Dataset entries: Begin
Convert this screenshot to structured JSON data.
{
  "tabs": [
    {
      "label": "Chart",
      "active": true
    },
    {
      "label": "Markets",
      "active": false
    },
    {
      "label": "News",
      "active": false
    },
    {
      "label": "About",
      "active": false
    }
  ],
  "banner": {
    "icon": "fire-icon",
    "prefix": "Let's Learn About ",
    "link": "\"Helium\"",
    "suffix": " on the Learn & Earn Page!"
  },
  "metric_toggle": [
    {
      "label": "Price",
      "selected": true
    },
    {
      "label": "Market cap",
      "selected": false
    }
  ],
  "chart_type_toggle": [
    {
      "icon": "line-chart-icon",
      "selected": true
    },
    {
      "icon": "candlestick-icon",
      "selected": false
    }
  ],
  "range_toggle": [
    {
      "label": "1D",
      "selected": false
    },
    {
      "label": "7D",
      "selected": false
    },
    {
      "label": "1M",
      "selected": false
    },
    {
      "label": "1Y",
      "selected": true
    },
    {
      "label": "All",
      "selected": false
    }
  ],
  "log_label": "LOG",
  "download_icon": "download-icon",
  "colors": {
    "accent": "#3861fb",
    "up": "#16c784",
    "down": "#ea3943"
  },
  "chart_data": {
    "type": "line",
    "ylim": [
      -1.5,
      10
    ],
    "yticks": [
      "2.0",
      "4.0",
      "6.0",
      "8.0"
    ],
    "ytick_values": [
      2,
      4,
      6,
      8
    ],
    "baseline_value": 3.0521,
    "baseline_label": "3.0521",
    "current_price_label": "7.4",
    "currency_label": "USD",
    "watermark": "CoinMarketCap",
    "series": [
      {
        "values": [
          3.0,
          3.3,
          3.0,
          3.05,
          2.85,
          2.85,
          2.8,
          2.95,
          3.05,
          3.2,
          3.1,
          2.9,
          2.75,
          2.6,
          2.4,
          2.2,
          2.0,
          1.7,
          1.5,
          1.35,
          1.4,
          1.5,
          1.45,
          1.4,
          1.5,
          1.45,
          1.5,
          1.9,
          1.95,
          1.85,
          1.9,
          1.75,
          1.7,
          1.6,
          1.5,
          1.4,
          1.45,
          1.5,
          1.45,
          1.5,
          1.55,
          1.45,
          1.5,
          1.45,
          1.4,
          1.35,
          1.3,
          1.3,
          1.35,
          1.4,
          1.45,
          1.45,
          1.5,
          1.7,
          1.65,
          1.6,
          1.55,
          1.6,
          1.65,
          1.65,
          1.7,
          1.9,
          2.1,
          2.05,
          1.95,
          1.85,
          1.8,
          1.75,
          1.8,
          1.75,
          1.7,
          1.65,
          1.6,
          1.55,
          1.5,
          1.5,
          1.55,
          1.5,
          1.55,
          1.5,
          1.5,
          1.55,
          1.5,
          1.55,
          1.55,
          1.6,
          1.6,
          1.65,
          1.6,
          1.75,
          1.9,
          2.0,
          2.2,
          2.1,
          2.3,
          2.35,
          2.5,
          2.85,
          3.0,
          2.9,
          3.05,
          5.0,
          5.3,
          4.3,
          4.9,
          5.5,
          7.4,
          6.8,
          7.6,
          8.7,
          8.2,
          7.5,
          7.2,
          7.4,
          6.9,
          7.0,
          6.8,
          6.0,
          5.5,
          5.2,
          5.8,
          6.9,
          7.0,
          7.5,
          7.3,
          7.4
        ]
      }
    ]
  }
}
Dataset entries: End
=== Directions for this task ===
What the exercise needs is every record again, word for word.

=== Your response ===
Convert this screenshot to structured JSON data.
{
  "tabs": [
    {
      "label": "Chart",
      "active": true
    },
    {
      "label": "Markets",
      "active": false
    },
    {
      "label": "News",
      "active": false
    },
    {
      "label": "About",
      "active": false
    }
  ],
  "banner": {
    "icon": "fire-icon",
    "prefix": "Let's Learn About ",
    "link": "\"Helium\"",
    "suffix": " on the Learn & Earn Page!"
  },
  "metric_toggle": [
    {
      "label": "Price",
      "selected": true
    },
    {
      "label": "Market cap",
      "selected": false
    }
  ],
  "chart_type_toggle": [
    {
      "icon": "line-chart-icon",
      "selected": true
    },
    {
      "icon": "candlestick-icon",
      "selected": false
    }
  ],
  "range_toggle": [
    {
      "label": "1D",
      "selected": false
    },
    {
      "label": "7D",
      "selected": false
    },
    {
      "label": "1M",
      "selected": false
    },
    {
      "label": "1Y",
      "selected": true
    },
    {
      "label": "All",
      "selected": false
    }
  ],
  "log_label": "LOG",
  "download_icon": "download-icon",
  "colors": {
    "accent": "#3861fb",
    "up": "#16c784",
    "down": "#ea3943"
  },
  "chart_data": {
    "type": "line",
    "ylim": [
      -1.5,
      10
    ],
    "yticks": [
      "2.0",
      "4.0",
      "6.0",
      "8.0"
    ],
    "ytick_values": [
      2,
      4,
      6,
      8
    ],
    "baseline_value": 3.0521,
    "baseline_label": "3.0521",
    "current_price_label": "7.4",
    "currency_label": "USD",
    "watermark": "CoinMarketCap",
    "series": [
      {
        "values": [
          3.0,
          3.3,
          3.0,
          3.05,
          2.85,
          2.85,
          2.8,
          2.95,
          3.05,
          3.2,
          3.1,
          2.9,
          2.75,
          2.6,
          2.4,
          2.2,
          2.0,
          1.7,
          1.5,
          1.35,
          1.4,
          1.5,
          1.45,
          1.4,
          1.5,
          1.45,
          1.5,
          1.9,
          1.95,
          1.85,
          1.9,
          1.75,
          1.7,
          1.6,
          1.5,
          1.4,
          1.45,
          1.5,
          1.45,
          1.5,
          1.55,
          1.45,
          1.5,
          1.45,
          1.4,
          1.35,
          1.3,
          1.3,
          1.35,
          1.4,
          1.45,
          1.45,
          1.5,
          1.7,
          1.65,
          1.6,
          1.55,
          1.6,
          1.65,
          1.65,
          1.7,
          1.9,
          2.1,
          2.05,
          1.95,
          1.85,
          1.8,
          1.75,
          1.8,
          1.75,
          1.7,
          1.65,
          1.6,
          1.55,
          1.5,
          1.5,
          1.55,
          1.5,
          1.55,
          1.5,
          1.5,
          1.55,
          1.5,
          1.55,
          1.55,
          1.6,
          1.6,
          1.65,
          1.6,
          1.75,
          1.9,
          2.0,
          2.2,
          2.1,
          2.3,
          2.35,
          2.5,
          2.85,
          3.0,
          2.9,
          3.05,
          5.0,
          5.3,
          4.3,
          4.9,
          5.5,
          7.4,
          6.8,
          7.6,
          8.7,
          8.2,
          7.5,
          7.2,
          7.4,
          6.9,
          7.0,
          6.8,
          6.0,
          5.5,
          5.2,
          5.8,
          6.9,
          7.0,
          7.5,
          7.3,
          7.4
        ]
      }
    ]
  }
}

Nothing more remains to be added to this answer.